BEGIN Dataset excerpts

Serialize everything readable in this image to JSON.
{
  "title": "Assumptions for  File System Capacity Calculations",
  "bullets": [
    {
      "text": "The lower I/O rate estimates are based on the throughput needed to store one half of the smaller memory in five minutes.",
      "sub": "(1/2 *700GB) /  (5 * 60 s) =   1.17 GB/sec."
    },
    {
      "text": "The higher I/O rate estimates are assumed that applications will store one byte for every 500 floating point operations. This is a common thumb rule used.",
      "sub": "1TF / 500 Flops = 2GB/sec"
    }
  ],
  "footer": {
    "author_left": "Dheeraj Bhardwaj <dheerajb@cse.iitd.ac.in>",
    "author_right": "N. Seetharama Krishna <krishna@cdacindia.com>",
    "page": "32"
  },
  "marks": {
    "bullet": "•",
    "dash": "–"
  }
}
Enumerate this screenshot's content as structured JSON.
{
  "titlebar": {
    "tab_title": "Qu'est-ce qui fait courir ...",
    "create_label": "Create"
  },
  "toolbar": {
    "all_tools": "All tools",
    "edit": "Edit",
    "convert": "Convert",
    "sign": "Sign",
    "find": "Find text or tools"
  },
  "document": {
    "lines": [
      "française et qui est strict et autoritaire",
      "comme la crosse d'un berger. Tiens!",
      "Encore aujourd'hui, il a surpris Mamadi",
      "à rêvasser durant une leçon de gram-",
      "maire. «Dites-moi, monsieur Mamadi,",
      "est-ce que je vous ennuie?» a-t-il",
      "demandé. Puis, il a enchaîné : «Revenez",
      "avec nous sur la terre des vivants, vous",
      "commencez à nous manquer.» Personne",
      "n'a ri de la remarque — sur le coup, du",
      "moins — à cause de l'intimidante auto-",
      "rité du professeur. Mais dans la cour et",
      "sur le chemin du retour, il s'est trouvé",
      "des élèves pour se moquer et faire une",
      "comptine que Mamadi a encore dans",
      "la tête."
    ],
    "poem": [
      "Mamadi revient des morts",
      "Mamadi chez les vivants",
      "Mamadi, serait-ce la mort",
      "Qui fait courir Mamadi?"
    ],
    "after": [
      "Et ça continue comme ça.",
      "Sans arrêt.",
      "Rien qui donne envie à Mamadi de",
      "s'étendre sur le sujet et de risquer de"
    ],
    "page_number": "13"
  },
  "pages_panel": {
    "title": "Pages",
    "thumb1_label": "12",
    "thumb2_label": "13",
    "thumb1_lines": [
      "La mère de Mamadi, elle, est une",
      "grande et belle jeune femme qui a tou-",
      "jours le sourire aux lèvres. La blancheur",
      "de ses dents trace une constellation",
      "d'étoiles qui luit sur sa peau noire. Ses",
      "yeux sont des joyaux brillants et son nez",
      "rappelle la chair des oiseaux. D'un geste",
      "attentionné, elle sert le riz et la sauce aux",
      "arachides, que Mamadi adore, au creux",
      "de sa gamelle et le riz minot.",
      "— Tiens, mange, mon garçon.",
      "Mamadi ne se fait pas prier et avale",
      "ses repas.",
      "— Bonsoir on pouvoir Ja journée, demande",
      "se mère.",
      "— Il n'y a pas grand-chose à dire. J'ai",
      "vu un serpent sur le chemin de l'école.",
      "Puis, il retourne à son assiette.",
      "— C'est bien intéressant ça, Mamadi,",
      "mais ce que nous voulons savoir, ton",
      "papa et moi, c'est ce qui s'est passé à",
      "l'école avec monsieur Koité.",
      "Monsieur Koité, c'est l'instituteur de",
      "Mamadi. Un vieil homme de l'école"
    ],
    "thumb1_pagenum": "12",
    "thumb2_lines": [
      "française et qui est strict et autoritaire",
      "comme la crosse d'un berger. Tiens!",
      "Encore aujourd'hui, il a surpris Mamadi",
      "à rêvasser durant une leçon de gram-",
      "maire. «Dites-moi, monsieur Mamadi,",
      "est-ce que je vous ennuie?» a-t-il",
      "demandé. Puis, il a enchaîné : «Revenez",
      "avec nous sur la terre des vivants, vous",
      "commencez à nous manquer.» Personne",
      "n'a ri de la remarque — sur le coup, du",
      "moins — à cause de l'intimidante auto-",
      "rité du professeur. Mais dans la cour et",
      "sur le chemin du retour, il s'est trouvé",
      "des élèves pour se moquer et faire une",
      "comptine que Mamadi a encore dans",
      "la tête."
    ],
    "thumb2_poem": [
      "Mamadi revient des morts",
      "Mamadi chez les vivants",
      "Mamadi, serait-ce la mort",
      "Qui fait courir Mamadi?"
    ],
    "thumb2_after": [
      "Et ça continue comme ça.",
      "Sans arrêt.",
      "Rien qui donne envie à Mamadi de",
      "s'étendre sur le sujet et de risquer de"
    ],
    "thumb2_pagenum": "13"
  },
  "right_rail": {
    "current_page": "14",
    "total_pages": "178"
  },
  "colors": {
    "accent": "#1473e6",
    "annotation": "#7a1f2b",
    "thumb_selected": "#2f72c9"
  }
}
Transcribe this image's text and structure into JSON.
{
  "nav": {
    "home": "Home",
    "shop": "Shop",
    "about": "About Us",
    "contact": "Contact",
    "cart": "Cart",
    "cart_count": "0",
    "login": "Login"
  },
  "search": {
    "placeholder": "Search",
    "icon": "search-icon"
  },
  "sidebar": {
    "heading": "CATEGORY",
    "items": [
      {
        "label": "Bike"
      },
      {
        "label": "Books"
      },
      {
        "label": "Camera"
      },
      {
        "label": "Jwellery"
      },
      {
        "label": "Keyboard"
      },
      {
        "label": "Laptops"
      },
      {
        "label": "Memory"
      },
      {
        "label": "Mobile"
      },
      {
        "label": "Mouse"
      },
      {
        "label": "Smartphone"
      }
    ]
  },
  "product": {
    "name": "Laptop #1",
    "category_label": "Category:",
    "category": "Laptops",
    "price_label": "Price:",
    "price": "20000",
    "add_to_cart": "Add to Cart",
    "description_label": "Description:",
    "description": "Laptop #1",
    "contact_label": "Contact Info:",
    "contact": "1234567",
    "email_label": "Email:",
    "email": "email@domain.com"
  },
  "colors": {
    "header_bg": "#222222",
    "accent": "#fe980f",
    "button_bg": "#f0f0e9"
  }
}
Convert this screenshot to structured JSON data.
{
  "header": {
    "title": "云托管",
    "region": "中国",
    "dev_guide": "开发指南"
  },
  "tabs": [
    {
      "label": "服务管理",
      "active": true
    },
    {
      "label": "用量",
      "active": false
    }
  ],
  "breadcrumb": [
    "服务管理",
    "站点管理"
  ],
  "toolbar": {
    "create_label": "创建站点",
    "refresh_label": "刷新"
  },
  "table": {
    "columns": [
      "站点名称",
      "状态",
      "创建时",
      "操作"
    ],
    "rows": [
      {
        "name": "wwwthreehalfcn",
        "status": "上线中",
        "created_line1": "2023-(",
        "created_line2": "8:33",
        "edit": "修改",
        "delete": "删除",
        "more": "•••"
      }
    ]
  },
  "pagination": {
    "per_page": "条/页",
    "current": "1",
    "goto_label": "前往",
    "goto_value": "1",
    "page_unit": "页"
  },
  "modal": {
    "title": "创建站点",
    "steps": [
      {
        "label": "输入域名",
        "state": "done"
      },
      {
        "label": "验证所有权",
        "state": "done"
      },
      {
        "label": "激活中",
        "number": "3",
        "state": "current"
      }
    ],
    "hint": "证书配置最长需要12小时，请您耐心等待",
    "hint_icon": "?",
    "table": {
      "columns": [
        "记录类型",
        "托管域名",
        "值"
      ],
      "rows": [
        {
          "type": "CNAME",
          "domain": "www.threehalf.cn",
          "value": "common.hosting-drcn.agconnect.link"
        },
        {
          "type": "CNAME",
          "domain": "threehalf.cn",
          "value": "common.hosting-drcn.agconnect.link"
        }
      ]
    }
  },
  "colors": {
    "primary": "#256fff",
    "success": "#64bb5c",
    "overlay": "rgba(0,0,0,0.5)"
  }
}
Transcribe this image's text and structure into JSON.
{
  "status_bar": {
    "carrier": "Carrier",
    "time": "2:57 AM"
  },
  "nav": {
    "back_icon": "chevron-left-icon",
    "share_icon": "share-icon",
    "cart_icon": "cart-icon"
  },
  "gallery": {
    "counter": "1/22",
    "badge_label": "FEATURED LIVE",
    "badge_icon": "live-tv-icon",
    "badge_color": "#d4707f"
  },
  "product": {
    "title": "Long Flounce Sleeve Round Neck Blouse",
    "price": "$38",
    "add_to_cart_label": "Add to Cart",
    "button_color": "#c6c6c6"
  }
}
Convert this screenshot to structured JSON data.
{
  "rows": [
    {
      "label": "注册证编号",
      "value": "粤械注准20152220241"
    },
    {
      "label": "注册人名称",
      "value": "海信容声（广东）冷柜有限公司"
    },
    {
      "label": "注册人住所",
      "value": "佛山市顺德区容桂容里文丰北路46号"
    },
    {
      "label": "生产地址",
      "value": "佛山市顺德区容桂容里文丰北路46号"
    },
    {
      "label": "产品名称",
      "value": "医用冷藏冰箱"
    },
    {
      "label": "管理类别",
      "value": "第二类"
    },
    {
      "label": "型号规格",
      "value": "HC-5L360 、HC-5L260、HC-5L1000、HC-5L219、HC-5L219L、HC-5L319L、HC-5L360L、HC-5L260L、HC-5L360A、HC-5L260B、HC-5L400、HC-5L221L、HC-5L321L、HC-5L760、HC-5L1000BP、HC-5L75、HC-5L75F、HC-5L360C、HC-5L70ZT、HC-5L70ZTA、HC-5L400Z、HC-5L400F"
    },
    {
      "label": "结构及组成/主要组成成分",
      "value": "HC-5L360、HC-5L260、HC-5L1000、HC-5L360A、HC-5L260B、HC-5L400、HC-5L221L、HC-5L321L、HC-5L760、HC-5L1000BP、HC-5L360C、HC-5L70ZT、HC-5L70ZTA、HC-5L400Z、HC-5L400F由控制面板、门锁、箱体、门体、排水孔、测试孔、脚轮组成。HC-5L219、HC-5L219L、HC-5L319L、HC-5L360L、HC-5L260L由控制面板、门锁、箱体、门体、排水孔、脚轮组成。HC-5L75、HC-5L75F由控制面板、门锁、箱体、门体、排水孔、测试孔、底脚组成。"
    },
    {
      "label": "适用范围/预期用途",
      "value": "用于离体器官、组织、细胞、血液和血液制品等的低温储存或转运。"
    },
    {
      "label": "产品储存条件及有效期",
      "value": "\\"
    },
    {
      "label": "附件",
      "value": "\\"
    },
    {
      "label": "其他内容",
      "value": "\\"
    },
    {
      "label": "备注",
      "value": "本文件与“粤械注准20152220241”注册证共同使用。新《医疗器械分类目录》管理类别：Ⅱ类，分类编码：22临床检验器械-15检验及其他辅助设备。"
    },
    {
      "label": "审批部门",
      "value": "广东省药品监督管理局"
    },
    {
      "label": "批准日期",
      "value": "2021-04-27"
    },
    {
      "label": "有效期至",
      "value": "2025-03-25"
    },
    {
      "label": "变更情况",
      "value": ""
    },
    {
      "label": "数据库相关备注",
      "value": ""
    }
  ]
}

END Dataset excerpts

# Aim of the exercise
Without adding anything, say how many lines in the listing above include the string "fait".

# Response to the exercise
4